‘The Hobbit’ (1977) review


Apollo Ollmann, Staff Writer

The Hobbit, written by J.R.R. Tolkien is one of the most beloved books of the past century. Its mix of fantasy, adventure, and comedy make it one of the most entertaining and interesting books I’ve ever read. Its sequel, Lord of the Rings, is one of the most important books ever written. This, of course, would cause people to want to create adaptations of these works. 

The Lord of the Rings trilogy is one of the most critically acclaimed film series, with the final film Return of the King being tied with two other films for most Oscar wins. The Hobbit film series, on the other hand, is not so critically acclaimed. That is not The Hobbit adaptation that I want to speak about though. In 1977, the animation studio Rankin Bass decided to adapt this book into a one hour and thirty minute animated film. With help from the Japanese animation studio TopCraft, Rankin Bass was able to create one of the most strange but entertaining adaptations of The Hobbit. 

The Hobbit starts with our main character Bilbo Baggins sitting in his front garden smoking a pipe.
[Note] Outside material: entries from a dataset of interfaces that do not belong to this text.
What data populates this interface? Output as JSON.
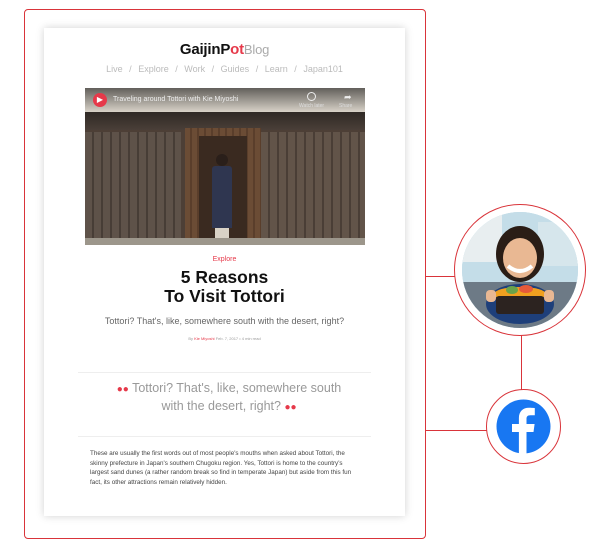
{
  "blog": {
    "logo_main": "GaijinP",
    "logo_accent": "ot",
    "logo_suffix": "Blog",
    "nav": [
      "Live",
      "/",
      "Explore",
      "/",
      "Work",
      "/",
      "Guides",
      "/",
      "Learn",
      "/",
      "Japan101"
    ]
  },
  "video": {
    "title": "Traveling around Tottori with Kie Miyoshi",
    "watch_later": "Watch later",
    "share": "Share"
  },
  "article": {
    "category": "Explore",
    "title_line1": "5 Reasons",
    "title_line2": "To Visit Tottori",
    "subtitle": "Tottori? That's, like, somewhere south with the desert, right?",
    "byline_prefix": "By",
    "author": "Kie Miyoshi",
    "byline_meta": "Feb. 7, 2017 • 4 min read",
    "pull_quote": "Tottori? That's, like, somewhere south with the desert, right?",
    "body_text": "These are usually the first words out of most people's mouths when asked about Tottori, the skinny prefecture in Japan's southern Chugoku region. Yes, Tottori is home to the country's largest sand dunes (a rather random break so find in temperate Japan) but aside from this fun fact, its other attractions remain relatively hidden."
  },
  "colors": {
    "accent": "#e6394a",
    "facebook": "#1877f2",
    "frame_line": "#d9343a"
  }
}
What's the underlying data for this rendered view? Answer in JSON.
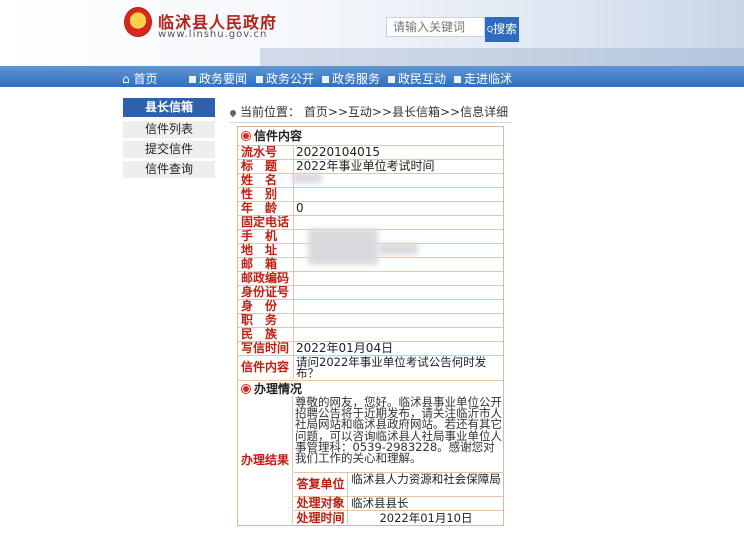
{
  "header": {
    "site_title": "临沭县人民政府",
    "site_domain": "www.linshu.gov.cn",
    "search_placeholder": "请输入关键词",
    "search_button": "搜索"
  },
  "nav": {
    "items": [
      "首页",
      "政务要闻",
      "政务公开",
      "政务服务",
      "政民互动",
      "走进临沭"
    ]
  },
  "sidebar": {
    "title": "县长信箱",
    "items": [
      "信件列表",
      "提交信件",
      "信件查询"
    ]
  },
  "breadcrumb": "当前位置： 首页>>互动>>县长信箱>>信息详细",
  "letter": {
    "section_title": "信件内容",
    "fields": [
      {
        "label": "流水号",
        "value": "20220104015"
      },
      {
        "label": "标　题",
        "value": "2022年事业单位考试时间"
      },
      {
        "label": "姓　名",
        "value": ""
      },
      {
        "label": "性　别",
        "value": ""
      },
      {
        "label": "年　龄",
        "value": "0"
      },
      {
        "label": "固定电话",
        "value": ""
      },
      {
        "label": "手　机",
        "value": ""
      },
      {
        "label": "地　址",
        "value": ""
      },
      {
        "label": "邮　箱",
        "value": ""
      },
      {
        "label": "邮政编码",
        "value": ""
      },
      {
        "label": "身份证号",
        "value": ""
      },
      {
        "label": "身　份",
        "value": ""
      },
      {
        "label": "职　务",
        "value": ""
      },
      {
        "label": "民　族",
        "value": ""
      },
      {
        "label": "写信时间",
        "value": "2022年01月04日"
      }
    ],
    "content_label": "信件内容",
    "content_value": "请问2022年事业单位考试公告何时发布？"
  },
  "handling": {
    "section_title": "办理情况",
    "result_label": "办理结果",
    "result_text": "尊敬的网友，您好。临沭县事业单位公开招聘公告将于近期发布，请关注临沂市人社局网站和临沭县政府网站。若还有其它问题，可以咨询临沭县人社局事业单位人事管理科：0539-2983228。感谢您对我们工作的关心和理解。",
    "reply_unit_label": "答复单位",
    "reply_unit_value": "临沭县人力资源和社会保障局",
    "target_label": "处理对象",
    "target_value": "临沭县县长",
    "time_label": "处理时间",
    "time_value": "2022年01月10日"
  }
}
As soon as he starts smoking, Gandalf the Grey appears with the dwarven company of Thorin, son of Thrain, to ask Bilbo to accompany them on an adventure. Bilbo unwillingly allows them into his house to have a big feast and explanation of what the adventure is about. The dwarves explain that their kingdom in The Lonely Mountain has been taken by the great dragon Smaug, a fire-drake that has a severe greed for hoards of gold. Bilbo initially rejects the offer of the dwarves, but he finally accepts the agreement and goes on his way with the dwarves and Gandalf. 

Bilbo encounters many creatures, peoples, and places along his way to The Lonely Mountain. He fights trolls, meets Elrond in Rivendell, gets captured by goblins, takes the ring that belonged to Gollum. After all of this Bilbo and the dwarves get saved by the Eagles of Manwë and gets taken to the borders of the Mirkwood forest. Mirkwood Forest is a dank and hazy wood full of mystery and evil sorceries. Bilbo and the dwarves end up getting captured by the great spiders of Mirkwood, and then eventually Bilbo defeats them allowing the dwarves to escape. Unfortunately, the dwarves get captured by the woodland elves and Bilbo has to go free them from their bonds. Bilbo saves the dwarves by stuffing them into barrels and floating them down the river to get to Lake-town. The company meets the men of Lake-town and tells them about their journey to The Lonely Mountain. The men help the company and they make their way to the mountain. The company finds a secret entrance that allows them to get in without alerting the dragon Smaug. Bilbo is sent inside and has an encounter with the great dragon, and Bilbo has to escape before Smaug burns him to a crisp. Luckily, Bilbo has a ring that can turn him invisible so Smaug can’t see him. Smaug assumes Bilbo is with the Lake men so Smaug leaves the mountain to burn down Lake-town. Luckily Bard the Bowman has the Black Arrow which is the only arrow with the ability to take down Smaug from the skies. Smaug is defeated and the Lake men leave to get help from the dwarves. Thorin refuses to help the Lake men so Bard gathers all of his troops along with the woodland elves. They all get ready for battle when dwarves of the Iron Hills show up to help Thorin and company. Unfortunately, a massive group of orcs appear and an all out war between the allied forces of men, elves, and dwarves fight the orcs. With help from the Eagles they are able to defeat the orcs. At the end of the battle Thorin is revealed to be near death and he apologizes to Bilbo for how he treated him. Bilbo forgives Thorin and he passes away. With the adventure at its end, Bilbo takes the long journey all the way home to his home under the hill. 

This film is jam packed with events that have only an hour and thirty minutes to recreate. The film is pretty faithful to the original novel, only having excluded the scene where the company meets Beorn the Skinchanger and some specific scenes in Mirkwood. Although, it makes sense they got rid of these scenes because they don’t add anything important to the story. The film also has a whole bunch of songs in it. Bangers such as “Down, Down, To Goblin Town” and “That’s What Bilbo Baggins Hates” are great inclusions in the film. 

The way the movies portray different characters is also very odd. For instance, the dragon Smaug is very cat-like in the film. He has fur and his head is shaped like a cat. He also sits around like a cat. Another big change is the design of the Woodland Elves. Elves are supposed to be very fair and beautiful, but these elves are gray and bug-like. The spiders of Mirkwood even have horns. 

In general, I enjoy the film, but I don’t think it should have been made at that time. I feel if it was given more time it could have been more tightly written and the story would feel less rushed. I also feel that Gandalf should have been more fleshed out as a character in the film instead of just being a magic wizard that helps the company from time to time. If you ever want to watch the film, it can be found on HBO Max. With its downsides, I still give the film a 7.4/10.